Friday, July 13, 2012

Sinning... for the sake of heaven?

Rabbi Chaim of Brisk once said about zealousness: Both a housewife and a cat want to destroy mice. The sole difference lies in their attitudes. The housewife really wants to be rid of them. The cat, however, wants the mice to be there to attack them.
 Pinchas acted zealously in this week's Torah portion to stop a public display of immorality.
When Pinchas killed Zimri and Kosbi, a tremendous controversy erupted among the people as to whether his actions were correct or murderous. This week's parsha begins with G-d "testifying" to the correctness of what Pinchas did. First, because of what Pinchas did, he stemmed the plague that had broken out and was killing multitudes.  Second, the Torah repeatedly identifies Pinchas as the grandson of Aharon HaKohen.
 From Law and Order and NYPD, to CSI and NCIS, the people of our generation can indefinitely figure out a way to commit murder without getting caught. The story of Pinchas’ crime would have made a great episode. He could’ve gotten away with it. But he didn’t. He openly confessed. Why did he do it? And why did he admit it?
The motives of the zealot who takes unilateral action are extremely important, for his very qualifications as a zealot hinge upon the question of what, exactly, prompted him to do what he did. Is he truly motivated to "still G-d's wrath", or has he found a holy outlet for his individual aggression? Is his act truly an act of peace, driven by the desire to reconcile an errant people with their G-d, or is it an act of violence, made kosher by the assumption of the label "zealot"?

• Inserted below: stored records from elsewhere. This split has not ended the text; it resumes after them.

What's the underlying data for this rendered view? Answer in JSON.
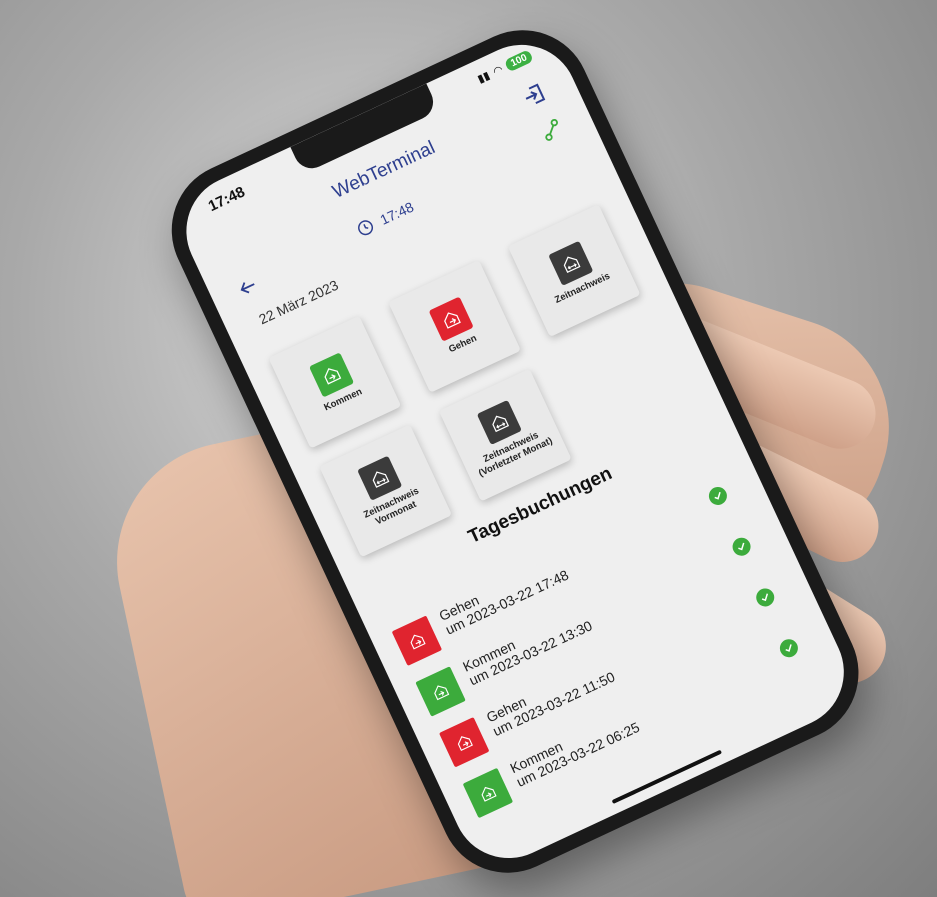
{
  "status": {
    "time": "17:48",
    "battery": "100"
  },
  "app": {
    "title": "WebTerminal"
  },
  "header": {
    "clock_time": "17:48",
    "date": "22 März 2023"
  },
  "tiles": [
    {
      "label": "Kommen",
      "color": "#3cab3c",
      "icon": "enter-house-icon"
    },
    {
      "label": "Gehen",
      "color": "#e0242f",
      "icon": "exit-house-icon"
    },
    {
      "label": "Zeitnachweis",
      "color": "#3b3b3b",
      "icon": "time-record-icon"
    },
    {
      "label": "Zeitnachweis (Vorletzter Monat)",
      "color": "#3b3b3b",
      "icon": "time-record-icon"
    },
    {
      "label": "Zeitnachweis Vormonat",
      "color": "#3b3b3b",
      "icon": "time-record-icon"
    }
  ],
  "bookings_section": {
    "title": "Tagesbuchungen"
  },
  "bookings": [
    {
      "type": "Gehen",
      "when": "um 2023-03-22 17:48",
      "color": "#e0242f"
    },
    {
      "type": "Kommen",
      "when": "um 2023-03-22 13:30",
      "color": "#3cab3c"
    },
    {
      "type": "Gehen",
      "when": "um 2023-03-22 11:50",
      "color": "#e0242f"
    },
    {
      "type": "Kommen",
      "when": "um 2023-03-22 06:25",
      "color": "#3cab3c"
    }
  ]
}
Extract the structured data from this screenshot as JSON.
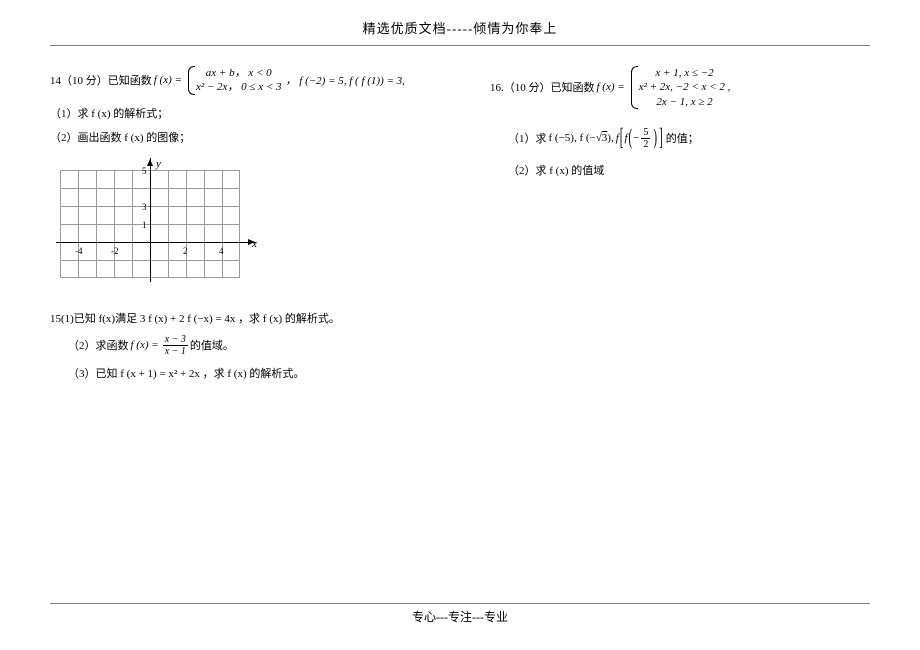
{
  "header": {
    "title": "精选优质文档-----倾情为你奉上"
  },
  "footer": {
    "text": "专心---专注---专业"
  },
  "q14": {
    "stem": "14（10 分）已知函数",
    "fx": "f (x) =",
    "case1": "ax + b，  x < 0",
    "case2": "x² − 2x，  0 ≤ x < 3",
    "tail": "， f (−2) = 5, f ( f (1)) = 3,",
    "p1": "（1）求 f (x) 的解析式；",
    "p2": "（2）画出函数 f (x) 的图像；"
  },
  "grid": {
    "y_label": "y",
    "x_label": "x",
    "x_ticks": [
      "-4",
      "-2",
      "2",
      "4"
    ],
    "y_ticks": [
      "5",
      "3",
      "1"
    ]
  },
  "q15": {
    "p1": "15(1)已知 f(x)满足 3 f (x) + 2 f (−x) = 4x ，求 f (x) 的解析式。",
    "p2a": "（2）求函数",
    "p2_fx": "f (x) =",
    "p2_num": "x − 3",
    "p2_den": "x − 1",
    "p2b": " 的值域。",
    "p3": "（3）已知 f (x + 1) = x² + 2x ，求 f (x) 的解析式。"
  },
  "q16": {
    "stem": "16.（10 分）已知函数",
    "fx": "f (x) =",
    "case1": "x + 1,     x ≤ −2",
    "case2": "x² + 2x,   −2 < x < 2 ,",
    "case3": "2x − 1,    x ≥ 2",
    "p1a": "（1）求",
    "p1_vals": "f (−5), f (−√3 ),",
    "p1_f": "f",
    "p1_inner": "f",
    "p1_frac_num": "5",
    "p1_frac_den": "2",
    "p1b": "的值；",
    "p2": "（2）求 f (x) 的值域"
  }
}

And this leads us to the concept of Aveira Lishma. A sin in the name of heaven. 
This concept is more than just doing an immoral act with proper motive. It's not just about breaking the speed limit to rush someone to the emergency room. It's a whole lot more.
Technically, one should be repulsed by  loshon harah. But suddenly there’s a scandal involving their neighbor, or even their Rav, and the loshon harah starts pouring out. “It’s l’shem shamayim!” No it’s not. That’s not kanaut, zealousness. That’s their bad middos waiting for an opportunity to come out. Another example of mistaken Aveira Lishma; Cheating the government. “I’m allowed to. I learn in Kollel! It’s L’shem shamayim!” No it’s not. Speaking against certain schools, institution, rabbanim….Getting involved in community politics, creating machlokes
We think it’s an Aveira lishma. Most of the time it’s not. It’s about my ego.
There is a mishne in Pirkei Avos “ Hevei Boreach min haAveira” One must run away from a sin. The only word that comes to mind here is  Duh!  I was expecting something a little more profound from the mishne. Actually, it IS profound. The Gr”a explains that it’s not teaching us to run away from regular sin. But even an Aveira Lishma should be done reluctantly, and only as a last resort. Like Queen Esther marrying Achashverosh. Like Yael killing the mighty king Sisra.
So how do I know if my zealousness is really for the sake of heaven? I must ask myself: “Does Hashem want me to be doing this?” Is He ok with me burning down a sheitel store because I feel sheitels aren’t tzanua? That’s what the Possuk says about Pinchas, G-d said “ Pinchas was zealous out of concern for MY honor”.  It wasn’t for his ego.
Just like the scenario with the housewife vs. the cat in getting rid of the mouse, the same applies to protests against misdeeds. One must sincerely not want the misdeeds. One should not just use the misdeed as an opportunity to engage in protesting.
"The road to hell is paved with good intentions." That's only if we fail to analyze those intentions.
Have a great Shabbos!